What to do and when to Prune for Heat Damage on Garden Shrubs

Leaf scorch and leaf drop symptoms as a result of the late June scorching temperatures are continuing to appear on many garden shrubs and small trees.  Discrete areas of leaf scorch and twig dieback may continue to show up where the sun beat down like a laser beam, burning the life out of those tissues.  Seeing these symptoms can make it tempting to clean them up right away.  But there is more to consider before you head out to the garden with pruners in hand:

Relieve moisture stress first

Overall drought stress symptoms may show up in the yellowing and shedding of interior foliage. Check soil moisture and give affected plants in dry ground a slow deep soak (at least several inches).  Use a trowel to inspect moisture penetration.  Use a wetting agent if the soil has become water repellant. Products like Soil Moist Water Aide, Yucca Wet, or a little bit of mild castile soap mixed in a watering can work like magic to pre-moisten really dry ground ahead of regular watering.  Evening and early morning hours are good times to water for optimal rehydration of water-deficient plants.  Watering deeply and infrequently will give plants greater drought resilience than shallow sprinkling every day or two.

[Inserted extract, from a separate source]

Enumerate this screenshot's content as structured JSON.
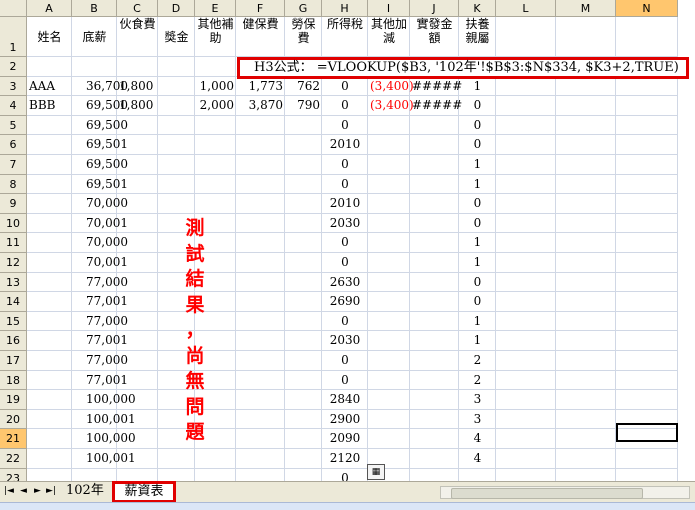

Wait and see what happens to stems with brown leaves

Leaves with too much damage to function will be shed and well-hydrated plants are likely to put on replacement growth. Leaves with smaller areas of damage will continue to provide energy needed for new growth.  Accept some imperfection in appearance and don't be too hasty to dive into pruning where there are discolored leaves.  Wait a few weeks to see what has died and where renewed growth has begun.   Keep up periodic watering, but don't fertilize at this time.

Remove clearly dead branches

If the stems have shriveled and there's no sign of bright green cambium showing when you scratch through the bark, those dead and near dead branches can be removed.  Place cuts back to a natural point of attachment at healthy wood as for routine pruning to natural form.

Avoid pruning shrubs that are wilted or show other drought stress symptoms

As with all summer pruning, make sure plants are well hydrated beforehand, prune lightly, and be aware that exposing previously shaded foliage can make them susceptible to scorch. Avoid pruning in hot direct sun and/or on high temperature days to prevent heat stress to plants and gardeners alike.

Christina Pfeiffer
PlantAmnesty Member & Instructor
ISA Certified Arborist®